[Interface dataset entries]
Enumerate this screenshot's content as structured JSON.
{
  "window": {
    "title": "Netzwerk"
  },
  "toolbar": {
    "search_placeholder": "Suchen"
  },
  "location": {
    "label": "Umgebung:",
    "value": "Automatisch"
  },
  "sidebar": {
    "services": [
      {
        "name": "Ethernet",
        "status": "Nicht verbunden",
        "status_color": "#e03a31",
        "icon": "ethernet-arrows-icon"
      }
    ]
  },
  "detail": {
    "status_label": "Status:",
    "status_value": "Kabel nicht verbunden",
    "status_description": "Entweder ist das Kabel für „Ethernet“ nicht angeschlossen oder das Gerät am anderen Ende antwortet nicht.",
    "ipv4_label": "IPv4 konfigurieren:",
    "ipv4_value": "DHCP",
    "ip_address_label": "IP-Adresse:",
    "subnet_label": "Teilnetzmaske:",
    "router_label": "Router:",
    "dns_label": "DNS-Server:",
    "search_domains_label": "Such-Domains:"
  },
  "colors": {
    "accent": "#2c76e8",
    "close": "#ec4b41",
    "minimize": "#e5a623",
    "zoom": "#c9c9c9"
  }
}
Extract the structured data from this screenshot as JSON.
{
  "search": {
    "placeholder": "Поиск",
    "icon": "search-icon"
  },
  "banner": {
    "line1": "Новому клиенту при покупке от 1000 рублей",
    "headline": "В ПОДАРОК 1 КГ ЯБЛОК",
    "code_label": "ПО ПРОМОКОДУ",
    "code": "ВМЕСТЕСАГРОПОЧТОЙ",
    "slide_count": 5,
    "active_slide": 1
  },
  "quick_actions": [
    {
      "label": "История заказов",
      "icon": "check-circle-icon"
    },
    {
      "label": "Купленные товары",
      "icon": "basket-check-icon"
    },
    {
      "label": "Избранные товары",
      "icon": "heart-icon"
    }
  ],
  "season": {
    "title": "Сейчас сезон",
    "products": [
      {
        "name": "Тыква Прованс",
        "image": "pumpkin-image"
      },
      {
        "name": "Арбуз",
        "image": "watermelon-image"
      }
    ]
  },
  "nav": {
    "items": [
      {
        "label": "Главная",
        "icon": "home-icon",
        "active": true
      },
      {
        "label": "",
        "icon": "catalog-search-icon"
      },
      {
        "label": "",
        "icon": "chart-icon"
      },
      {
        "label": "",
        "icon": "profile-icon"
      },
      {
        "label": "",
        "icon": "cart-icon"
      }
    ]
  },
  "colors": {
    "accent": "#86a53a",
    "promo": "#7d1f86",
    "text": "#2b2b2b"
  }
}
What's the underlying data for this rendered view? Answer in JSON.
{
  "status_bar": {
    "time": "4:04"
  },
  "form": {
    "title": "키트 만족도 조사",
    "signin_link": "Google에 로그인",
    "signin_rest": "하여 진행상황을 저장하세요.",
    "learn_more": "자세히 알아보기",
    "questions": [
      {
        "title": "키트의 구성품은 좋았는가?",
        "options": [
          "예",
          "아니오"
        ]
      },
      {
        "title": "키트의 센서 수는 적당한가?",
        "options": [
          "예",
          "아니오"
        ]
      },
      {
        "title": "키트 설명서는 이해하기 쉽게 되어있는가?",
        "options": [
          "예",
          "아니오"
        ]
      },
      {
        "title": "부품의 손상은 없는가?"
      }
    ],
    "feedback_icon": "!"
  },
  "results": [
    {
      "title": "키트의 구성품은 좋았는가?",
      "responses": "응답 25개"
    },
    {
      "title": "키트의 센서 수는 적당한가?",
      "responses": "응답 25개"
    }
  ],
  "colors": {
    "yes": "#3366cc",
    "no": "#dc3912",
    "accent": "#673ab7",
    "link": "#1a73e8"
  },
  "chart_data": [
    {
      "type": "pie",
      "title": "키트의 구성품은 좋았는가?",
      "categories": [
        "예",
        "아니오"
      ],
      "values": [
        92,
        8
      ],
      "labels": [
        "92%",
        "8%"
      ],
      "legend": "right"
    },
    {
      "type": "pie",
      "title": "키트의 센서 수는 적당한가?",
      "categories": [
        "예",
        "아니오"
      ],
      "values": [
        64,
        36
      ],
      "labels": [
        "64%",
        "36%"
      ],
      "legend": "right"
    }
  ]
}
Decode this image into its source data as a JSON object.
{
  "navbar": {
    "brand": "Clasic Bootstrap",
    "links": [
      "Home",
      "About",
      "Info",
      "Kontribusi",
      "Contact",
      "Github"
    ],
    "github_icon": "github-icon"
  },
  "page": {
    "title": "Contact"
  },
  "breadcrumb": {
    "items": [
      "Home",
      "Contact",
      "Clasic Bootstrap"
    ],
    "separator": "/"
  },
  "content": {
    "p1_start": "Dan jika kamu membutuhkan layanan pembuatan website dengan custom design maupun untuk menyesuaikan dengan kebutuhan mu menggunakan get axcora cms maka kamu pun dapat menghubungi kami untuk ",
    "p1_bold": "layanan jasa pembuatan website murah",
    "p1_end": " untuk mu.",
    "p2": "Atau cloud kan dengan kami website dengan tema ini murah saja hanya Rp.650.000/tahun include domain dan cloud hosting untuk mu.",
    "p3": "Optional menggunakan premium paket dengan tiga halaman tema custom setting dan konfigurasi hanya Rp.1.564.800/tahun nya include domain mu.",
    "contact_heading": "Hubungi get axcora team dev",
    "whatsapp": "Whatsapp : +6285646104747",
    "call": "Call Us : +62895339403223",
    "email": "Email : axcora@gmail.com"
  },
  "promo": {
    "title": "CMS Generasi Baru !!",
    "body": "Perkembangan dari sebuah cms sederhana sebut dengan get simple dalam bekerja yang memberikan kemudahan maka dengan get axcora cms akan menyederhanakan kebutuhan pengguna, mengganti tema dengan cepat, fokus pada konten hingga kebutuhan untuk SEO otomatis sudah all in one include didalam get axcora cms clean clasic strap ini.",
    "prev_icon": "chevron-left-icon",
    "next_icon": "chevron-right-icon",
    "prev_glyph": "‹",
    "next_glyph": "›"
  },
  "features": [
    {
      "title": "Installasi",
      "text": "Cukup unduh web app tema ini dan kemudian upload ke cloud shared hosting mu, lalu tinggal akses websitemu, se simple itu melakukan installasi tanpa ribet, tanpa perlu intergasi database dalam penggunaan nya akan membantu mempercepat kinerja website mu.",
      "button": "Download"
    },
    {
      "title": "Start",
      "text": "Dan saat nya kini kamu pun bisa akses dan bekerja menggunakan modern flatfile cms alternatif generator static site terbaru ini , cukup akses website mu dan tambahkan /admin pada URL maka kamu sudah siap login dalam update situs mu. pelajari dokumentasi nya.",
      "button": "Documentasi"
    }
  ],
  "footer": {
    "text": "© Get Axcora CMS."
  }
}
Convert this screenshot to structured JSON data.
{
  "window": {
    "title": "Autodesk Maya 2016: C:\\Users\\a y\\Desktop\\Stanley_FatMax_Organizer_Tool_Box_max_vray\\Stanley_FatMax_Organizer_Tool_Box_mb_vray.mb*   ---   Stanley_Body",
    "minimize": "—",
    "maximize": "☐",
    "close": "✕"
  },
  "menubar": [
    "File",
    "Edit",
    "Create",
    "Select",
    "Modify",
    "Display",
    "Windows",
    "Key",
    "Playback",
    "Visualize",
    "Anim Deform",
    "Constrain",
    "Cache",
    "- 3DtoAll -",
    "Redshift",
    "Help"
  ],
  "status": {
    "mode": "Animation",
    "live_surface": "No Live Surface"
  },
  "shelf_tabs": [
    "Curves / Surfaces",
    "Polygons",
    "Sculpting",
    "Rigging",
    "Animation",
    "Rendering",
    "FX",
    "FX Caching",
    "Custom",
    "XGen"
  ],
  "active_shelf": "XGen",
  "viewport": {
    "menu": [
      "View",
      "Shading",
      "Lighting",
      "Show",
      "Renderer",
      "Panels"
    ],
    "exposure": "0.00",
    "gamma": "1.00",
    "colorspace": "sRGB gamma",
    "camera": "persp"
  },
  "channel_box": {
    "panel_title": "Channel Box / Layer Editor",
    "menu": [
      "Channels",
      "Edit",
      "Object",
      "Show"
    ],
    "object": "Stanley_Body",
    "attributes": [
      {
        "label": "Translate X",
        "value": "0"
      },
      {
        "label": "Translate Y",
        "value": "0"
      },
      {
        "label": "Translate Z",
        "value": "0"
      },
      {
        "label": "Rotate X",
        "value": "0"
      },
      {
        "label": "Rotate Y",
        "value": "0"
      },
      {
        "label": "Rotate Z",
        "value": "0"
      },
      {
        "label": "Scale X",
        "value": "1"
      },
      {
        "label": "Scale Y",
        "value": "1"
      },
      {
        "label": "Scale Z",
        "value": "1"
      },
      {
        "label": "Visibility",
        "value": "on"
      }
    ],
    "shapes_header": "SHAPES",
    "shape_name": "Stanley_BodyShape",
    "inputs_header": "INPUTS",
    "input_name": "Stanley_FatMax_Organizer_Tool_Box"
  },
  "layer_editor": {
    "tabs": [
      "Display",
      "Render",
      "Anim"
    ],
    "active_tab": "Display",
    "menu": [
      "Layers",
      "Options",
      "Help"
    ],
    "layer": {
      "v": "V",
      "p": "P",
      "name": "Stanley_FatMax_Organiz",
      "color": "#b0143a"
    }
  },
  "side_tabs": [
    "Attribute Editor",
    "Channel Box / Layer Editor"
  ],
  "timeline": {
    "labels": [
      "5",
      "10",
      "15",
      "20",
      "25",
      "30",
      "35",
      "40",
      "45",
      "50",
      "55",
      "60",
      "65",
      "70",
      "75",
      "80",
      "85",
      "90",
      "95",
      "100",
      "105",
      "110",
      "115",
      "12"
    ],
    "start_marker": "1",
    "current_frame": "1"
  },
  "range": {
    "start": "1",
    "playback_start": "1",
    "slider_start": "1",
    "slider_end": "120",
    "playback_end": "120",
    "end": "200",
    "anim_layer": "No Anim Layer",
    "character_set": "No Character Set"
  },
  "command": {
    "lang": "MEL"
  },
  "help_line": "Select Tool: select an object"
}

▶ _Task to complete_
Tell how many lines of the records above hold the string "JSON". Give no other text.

▶ _Task output_
5